- Telecommuting is consistently mentioned when it comes to increasing worker flexibility, as it has taken its place as a "viable option" and "a tempting perk" among many employers, according to the New York Times.
- The Times article says giving workers more choice and the chance to spend more time with family and cutting out commutes can be a good thing. It also saves money on real estate and means employers can hire talent around the globe.
- However, the Times reports, an academic research study found that the employees who chose to continue working in the office often end up feeling "lonely and disconnected," a somewhat unexpected telecommuting by-product.
Professors from George Mason University and Boston College, whose work appears in latest edition of The Academy of Management Discoveries, studied a Fortune 100 company in Silicon Valley that freely allowed off-site work. Many of the employees who primarily chose "face time" in the office reported doing so for "desired social interaction," but those opportunities were far and few between with so many of their peers choosing to work remotely.
“The office essentially became this isolated wasteland,” Kevin W. Rockmann, an associate management professor at George Mason, told the Times.
According to his study, the work-from-home trend at this specific company became "contagious," as many of those who chose that path really didn't "want or need" to work from home, the Times reports, adding that the research found one manager who said that “in some ways, teamwork no longer existed” at the company.
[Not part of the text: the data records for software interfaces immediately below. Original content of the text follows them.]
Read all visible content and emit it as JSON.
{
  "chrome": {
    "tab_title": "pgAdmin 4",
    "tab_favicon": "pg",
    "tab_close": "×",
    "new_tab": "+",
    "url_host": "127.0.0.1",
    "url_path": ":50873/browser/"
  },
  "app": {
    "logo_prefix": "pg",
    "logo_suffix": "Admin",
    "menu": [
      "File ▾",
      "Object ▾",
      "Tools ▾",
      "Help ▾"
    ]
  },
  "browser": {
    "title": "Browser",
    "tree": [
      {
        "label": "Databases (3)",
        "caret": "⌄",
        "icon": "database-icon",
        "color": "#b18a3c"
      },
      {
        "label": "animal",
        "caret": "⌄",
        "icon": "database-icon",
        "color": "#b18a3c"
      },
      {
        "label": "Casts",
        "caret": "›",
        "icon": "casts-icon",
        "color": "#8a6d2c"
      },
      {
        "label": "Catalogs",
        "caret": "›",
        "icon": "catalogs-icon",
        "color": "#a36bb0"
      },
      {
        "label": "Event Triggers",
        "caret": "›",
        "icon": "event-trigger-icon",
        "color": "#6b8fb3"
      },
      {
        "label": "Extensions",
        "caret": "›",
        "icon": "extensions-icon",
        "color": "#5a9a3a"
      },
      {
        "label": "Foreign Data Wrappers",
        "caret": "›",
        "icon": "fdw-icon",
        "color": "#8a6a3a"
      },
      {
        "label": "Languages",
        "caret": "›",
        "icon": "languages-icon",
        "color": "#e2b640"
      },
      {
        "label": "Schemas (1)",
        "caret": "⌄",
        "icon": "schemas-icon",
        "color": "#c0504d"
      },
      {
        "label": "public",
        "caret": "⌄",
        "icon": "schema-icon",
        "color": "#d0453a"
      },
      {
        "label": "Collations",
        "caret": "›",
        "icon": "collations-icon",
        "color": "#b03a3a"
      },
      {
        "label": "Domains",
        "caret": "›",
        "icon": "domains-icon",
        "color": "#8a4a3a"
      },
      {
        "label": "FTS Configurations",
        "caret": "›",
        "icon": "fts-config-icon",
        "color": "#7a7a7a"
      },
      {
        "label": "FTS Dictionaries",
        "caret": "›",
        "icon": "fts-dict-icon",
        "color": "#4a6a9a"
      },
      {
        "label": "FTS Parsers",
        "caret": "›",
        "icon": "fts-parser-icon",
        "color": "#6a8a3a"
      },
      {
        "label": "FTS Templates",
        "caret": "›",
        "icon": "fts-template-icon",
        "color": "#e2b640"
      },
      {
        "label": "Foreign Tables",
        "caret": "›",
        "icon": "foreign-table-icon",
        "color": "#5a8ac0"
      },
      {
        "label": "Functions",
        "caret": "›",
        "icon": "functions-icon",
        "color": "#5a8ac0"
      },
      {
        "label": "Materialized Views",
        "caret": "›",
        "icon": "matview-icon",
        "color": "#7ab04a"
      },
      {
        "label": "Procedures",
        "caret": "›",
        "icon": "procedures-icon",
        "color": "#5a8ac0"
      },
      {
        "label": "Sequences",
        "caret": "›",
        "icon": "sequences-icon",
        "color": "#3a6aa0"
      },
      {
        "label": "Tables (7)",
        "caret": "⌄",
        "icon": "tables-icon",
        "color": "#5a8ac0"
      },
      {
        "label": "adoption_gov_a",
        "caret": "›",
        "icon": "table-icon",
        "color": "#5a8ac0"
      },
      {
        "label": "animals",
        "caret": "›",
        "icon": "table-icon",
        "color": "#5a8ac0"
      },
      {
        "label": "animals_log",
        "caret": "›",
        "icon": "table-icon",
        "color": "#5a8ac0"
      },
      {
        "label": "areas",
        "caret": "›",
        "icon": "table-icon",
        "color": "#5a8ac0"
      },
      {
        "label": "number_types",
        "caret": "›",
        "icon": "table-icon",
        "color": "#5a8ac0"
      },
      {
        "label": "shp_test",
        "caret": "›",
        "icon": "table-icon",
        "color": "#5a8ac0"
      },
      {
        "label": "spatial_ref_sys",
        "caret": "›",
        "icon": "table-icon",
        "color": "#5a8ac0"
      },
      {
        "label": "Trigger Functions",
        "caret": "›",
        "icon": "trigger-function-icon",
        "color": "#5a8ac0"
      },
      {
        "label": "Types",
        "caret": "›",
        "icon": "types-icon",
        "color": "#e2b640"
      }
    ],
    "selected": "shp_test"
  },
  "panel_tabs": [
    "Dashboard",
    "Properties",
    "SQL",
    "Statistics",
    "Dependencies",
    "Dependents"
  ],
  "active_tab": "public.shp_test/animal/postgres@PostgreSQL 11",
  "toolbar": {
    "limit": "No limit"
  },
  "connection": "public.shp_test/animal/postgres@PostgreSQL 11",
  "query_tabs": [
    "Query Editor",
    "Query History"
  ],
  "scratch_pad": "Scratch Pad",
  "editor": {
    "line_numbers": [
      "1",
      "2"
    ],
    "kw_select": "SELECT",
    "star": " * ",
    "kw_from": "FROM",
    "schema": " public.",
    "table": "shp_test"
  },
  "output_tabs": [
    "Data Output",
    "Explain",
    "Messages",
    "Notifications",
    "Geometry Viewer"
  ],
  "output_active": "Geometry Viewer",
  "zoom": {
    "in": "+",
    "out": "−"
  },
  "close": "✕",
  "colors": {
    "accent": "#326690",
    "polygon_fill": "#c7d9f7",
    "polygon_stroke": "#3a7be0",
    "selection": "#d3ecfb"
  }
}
Rockmann told the Times that the study is not meant to be dissuade telecommuting, but employers should consider the what might happen to team unity, collaboration and other desirable workforce traits. Technology in the form of video chatting can help lessen the negative impact, the Times reports.